### What to work on:
Go over the data and copy out each line with "icon" in it.

(Component data from apps and pages)
————
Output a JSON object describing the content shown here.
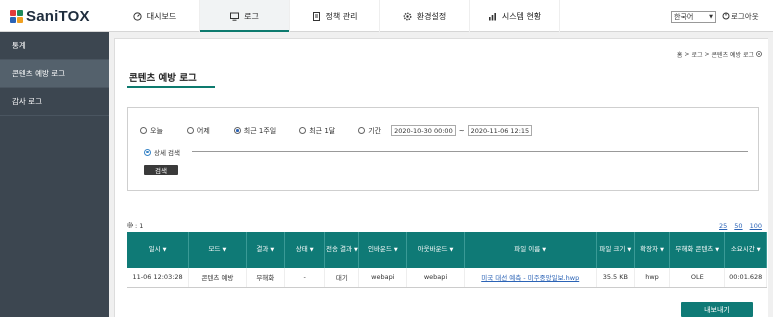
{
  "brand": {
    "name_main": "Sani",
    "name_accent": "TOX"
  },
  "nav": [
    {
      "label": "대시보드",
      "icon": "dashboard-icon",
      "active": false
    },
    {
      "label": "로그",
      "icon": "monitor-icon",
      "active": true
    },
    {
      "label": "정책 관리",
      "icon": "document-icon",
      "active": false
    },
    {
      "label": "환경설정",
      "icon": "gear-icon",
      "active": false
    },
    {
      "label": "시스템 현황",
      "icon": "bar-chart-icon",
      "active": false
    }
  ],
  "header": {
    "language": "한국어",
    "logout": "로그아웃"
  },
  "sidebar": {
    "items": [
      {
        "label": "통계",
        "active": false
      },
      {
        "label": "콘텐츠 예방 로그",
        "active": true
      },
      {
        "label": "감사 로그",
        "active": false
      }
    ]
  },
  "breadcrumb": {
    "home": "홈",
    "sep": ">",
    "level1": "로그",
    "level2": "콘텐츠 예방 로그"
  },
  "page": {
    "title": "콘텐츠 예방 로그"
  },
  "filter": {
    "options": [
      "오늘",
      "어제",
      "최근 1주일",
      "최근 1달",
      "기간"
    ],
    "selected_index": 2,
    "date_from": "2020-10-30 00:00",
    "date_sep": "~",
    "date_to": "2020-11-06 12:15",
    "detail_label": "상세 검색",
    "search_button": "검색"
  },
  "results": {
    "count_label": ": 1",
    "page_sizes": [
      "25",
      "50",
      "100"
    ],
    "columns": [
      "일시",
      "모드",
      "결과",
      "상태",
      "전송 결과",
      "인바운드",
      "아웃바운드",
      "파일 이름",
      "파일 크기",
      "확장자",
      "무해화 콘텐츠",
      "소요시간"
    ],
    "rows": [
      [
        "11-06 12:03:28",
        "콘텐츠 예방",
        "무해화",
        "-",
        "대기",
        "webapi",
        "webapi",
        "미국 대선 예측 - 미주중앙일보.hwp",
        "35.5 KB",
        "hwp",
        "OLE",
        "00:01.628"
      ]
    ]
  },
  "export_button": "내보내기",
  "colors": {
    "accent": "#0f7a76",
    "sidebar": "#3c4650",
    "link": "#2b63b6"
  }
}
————
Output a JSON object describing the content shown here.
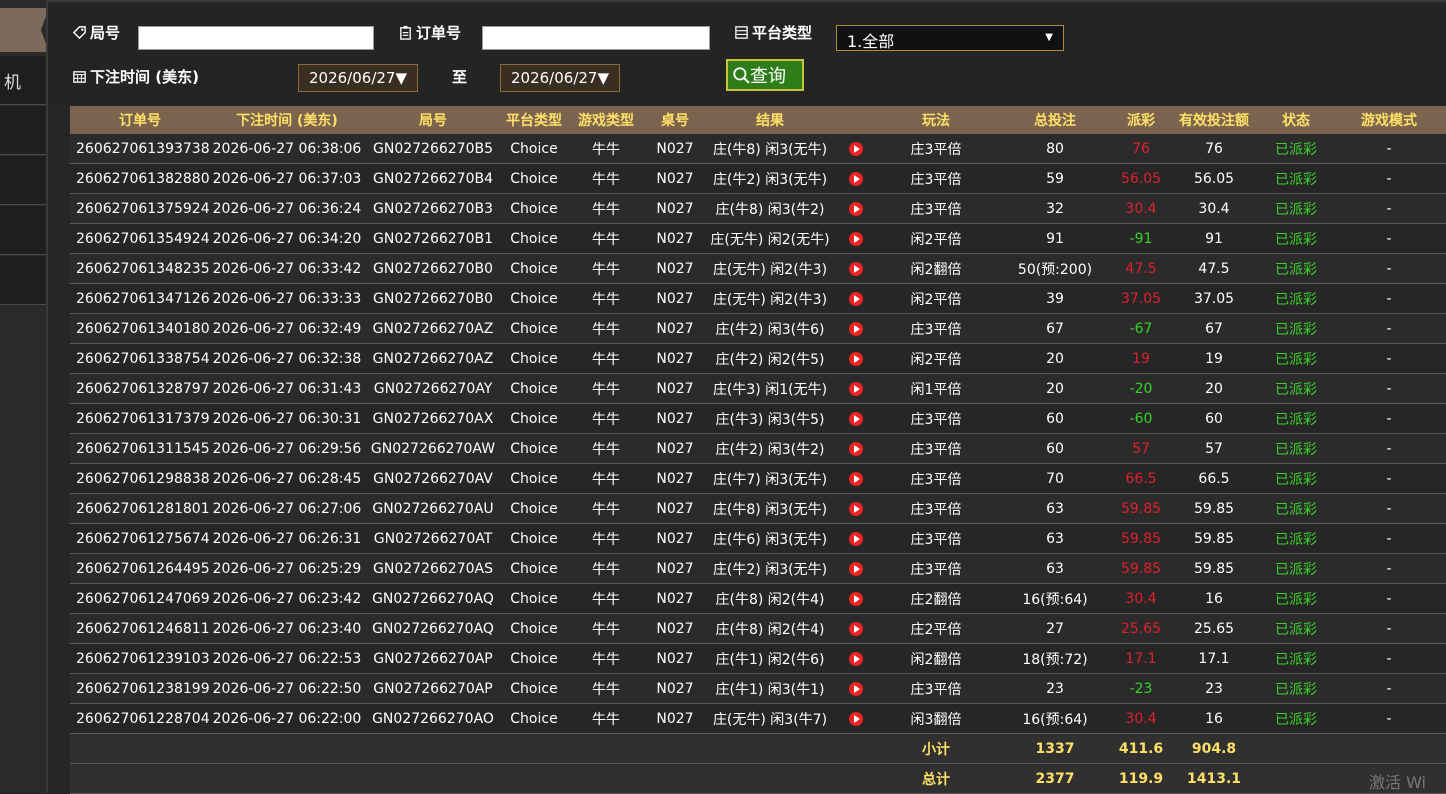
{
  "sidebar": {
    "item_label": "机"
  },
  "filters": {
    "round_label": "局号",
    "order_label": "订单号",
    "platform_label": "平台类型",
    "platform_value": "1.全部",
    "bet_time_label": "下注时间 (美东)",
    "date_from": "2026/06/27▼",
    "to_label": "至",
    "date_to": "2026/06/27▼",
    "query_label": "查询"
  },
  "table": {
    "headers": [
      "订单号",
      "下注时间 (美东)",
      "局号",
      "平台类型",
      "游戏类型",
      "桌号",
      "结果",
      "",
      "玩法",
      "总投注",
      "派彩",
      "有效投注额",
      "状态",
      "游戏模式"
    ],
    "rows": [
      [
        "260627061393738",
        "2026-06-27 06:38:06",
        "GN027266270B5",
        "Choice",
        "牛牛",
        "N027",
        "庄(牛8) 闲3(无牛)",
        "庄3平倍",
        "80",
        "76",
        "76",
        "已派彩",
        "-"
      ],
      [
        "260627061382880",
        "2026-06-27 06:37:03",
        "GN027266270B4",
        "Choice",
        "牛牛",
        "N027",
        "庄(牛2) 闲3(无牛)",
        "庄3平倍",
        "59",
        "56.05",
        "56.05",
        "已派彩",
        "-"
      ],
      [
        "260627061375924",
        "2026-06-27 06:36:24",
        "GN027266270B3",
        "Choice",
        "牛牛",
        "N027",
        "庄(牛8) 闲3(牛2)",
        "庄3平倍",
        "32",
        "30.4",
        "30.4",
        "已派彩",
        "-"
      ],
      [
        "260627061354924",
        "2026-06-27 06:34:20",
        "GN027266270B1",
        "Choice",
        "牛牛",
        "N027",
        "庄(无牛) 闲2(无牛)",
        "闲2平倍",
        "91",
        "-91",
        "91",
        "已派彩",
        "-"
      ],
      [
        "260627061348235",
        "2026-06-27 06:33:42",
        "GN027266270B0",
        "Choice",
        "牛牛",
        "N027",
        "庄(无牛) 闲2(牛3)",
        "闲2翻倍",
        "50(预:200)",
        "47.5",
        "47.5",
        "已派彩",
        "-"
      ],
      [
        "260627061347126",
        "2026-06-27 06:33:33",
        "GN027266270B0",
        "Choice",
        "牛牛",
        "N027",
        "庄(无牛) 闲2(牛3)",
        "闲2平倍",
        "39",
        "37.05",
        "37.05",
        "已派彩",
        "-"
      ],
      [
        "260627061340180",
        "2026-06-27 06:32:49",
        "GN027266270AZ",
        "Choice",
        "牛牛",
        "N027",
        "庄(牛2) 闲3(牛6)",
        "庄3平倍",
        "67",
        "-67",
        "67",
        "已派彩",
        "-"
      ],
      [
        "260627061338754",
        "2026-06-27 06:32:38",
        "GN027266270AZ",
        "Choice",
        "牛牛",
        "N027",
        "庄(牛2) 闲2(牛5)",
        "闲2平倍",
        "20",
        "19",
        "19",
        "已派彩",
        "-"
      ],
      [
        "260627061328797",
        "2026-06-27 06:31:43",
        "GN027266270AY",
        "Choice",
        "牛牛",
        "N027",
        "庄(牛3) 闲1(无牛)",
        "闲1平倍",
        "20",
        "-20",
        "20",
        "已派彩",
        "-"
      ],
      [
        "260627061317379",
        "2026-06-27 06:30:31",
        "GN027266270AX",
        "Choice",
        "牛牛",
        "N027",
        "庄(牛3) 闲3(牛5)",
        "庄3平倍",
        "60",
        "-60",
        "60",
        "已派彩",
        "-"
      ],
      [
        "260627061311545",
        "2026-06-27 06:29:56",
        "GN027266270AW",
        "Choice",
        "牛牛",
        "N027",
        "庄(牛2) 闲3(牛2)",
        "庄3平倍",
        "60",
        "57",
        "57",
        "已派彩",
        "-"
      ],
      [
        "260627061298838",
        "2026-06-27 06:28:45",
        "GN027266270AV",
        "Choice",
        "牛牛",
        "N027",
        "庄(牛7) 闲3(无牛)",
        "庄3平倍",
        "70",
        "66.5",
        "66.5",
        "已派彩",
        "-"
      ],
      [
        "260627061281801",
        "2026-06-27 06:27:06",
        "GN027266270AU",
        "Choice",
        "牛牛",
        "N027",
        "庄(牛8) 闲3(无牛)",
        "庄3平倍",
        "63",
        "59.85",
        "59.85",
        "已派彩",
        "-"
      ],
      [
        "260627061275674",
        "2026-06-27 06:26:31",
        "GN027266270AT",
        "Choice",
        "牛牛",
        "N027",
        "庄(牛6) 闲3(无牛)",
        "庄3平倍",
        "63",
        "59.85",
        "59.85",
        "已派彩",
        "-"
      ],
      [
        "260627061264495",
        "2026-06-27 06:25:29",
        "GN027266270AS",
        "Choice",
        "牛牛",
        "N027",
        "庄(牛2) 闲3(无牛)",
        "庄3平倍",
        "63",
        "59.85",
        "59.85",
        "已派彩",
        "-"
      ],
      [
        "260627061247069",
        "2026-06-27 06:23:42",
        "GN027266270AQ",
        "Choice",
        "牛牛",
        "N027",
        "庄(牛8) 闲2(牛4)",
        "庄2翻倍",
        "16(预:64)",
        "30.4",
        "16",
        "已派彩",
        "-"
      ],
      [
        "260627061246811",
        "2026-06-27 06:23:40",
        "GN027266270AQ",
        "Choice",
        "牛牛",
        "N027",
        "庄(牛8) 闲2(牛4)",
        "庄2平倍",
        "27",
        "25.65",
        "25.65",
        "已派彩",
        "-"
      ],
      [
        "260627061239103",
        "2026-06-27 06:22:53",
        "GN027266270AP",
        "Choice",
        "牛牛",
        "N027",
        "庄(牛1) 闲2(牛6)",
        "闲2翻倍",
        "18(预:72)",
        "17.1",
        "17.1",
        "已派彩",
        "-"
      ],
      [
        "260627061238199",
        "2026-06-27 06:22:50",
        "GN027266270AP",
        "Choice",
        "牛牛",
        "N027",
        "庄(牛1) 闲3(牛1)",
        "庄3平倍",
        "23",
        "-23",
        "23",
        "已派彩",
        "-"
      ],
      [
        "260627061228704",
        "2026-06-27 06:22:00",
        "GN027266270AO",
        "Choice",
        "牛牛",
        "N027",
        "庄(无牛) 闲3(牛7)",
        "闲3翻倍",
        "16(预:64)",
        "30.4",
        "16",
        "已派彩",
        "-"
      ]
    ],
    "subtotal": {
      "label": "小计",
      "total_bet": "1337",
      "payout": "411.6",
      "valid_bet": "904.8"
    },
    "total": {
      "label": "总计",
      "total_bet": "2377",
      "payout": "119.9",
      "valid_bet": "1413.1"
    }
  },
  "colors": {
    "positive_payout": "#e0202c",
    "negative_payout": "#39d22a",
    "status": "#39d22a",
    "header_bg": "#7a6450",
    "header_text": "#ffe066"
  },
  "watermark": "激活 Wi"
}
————
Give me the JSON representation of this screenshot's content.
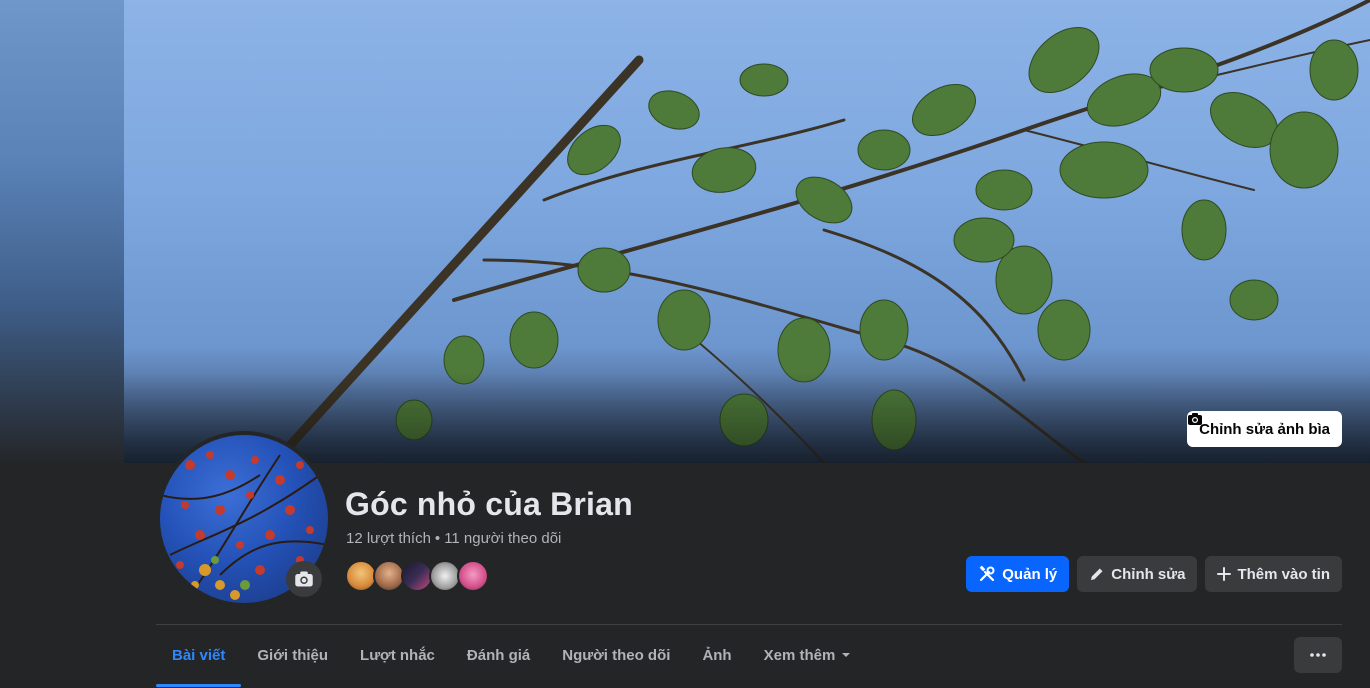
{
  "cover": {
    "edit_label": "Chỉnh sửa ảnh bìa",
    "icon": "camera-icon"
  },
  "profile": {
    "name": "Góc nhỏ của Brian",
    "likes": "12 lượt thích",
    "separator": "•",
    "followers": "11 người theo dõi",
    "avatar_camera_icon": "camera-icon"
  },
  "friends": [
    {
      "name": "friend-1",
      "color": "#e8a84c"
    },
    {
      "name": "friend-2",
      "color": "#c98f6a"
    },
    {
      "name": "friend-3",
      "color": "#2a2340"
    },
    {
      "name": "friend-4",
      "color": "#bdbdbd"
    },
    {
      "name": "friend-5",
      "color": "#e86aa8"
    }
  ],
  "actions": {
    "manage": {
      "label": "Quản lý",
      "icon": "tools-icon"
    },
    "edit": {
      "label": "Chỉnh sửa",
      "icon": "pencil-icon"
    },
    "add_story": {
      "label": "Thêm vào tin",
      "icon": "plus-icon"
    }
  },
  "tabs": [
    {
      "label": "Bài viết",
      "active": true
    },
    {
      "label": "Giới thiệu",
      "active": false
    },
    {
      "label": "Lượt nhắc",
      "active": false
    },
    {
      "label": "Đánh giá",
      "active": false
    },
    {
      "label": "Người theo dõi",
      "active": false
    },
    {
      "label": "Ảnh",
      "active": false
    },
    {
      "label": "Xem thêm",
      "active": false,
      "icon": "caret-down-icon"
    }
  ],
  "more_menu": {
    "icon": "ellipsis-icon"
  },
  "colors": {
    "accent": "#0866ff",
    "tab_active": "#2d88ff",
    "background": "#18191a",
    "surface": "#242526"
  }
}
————
### Written answer:
      "icon": "dashboard-icon",
      "icon": "monitor-icon",
      "icon": "document-icon",
      "icon": "gear-icon",
      "icon": "bar-chart-icon",
    "icon": "camera-icon"
    "avatar_camera_icon": "camera-icon"
      "icon": "tools-icon"
      "icon": "pencil-icon"
      "icon": "plus-icon"
      "icon": "caret-down-icon"
    "icon": "ellipsis-icon"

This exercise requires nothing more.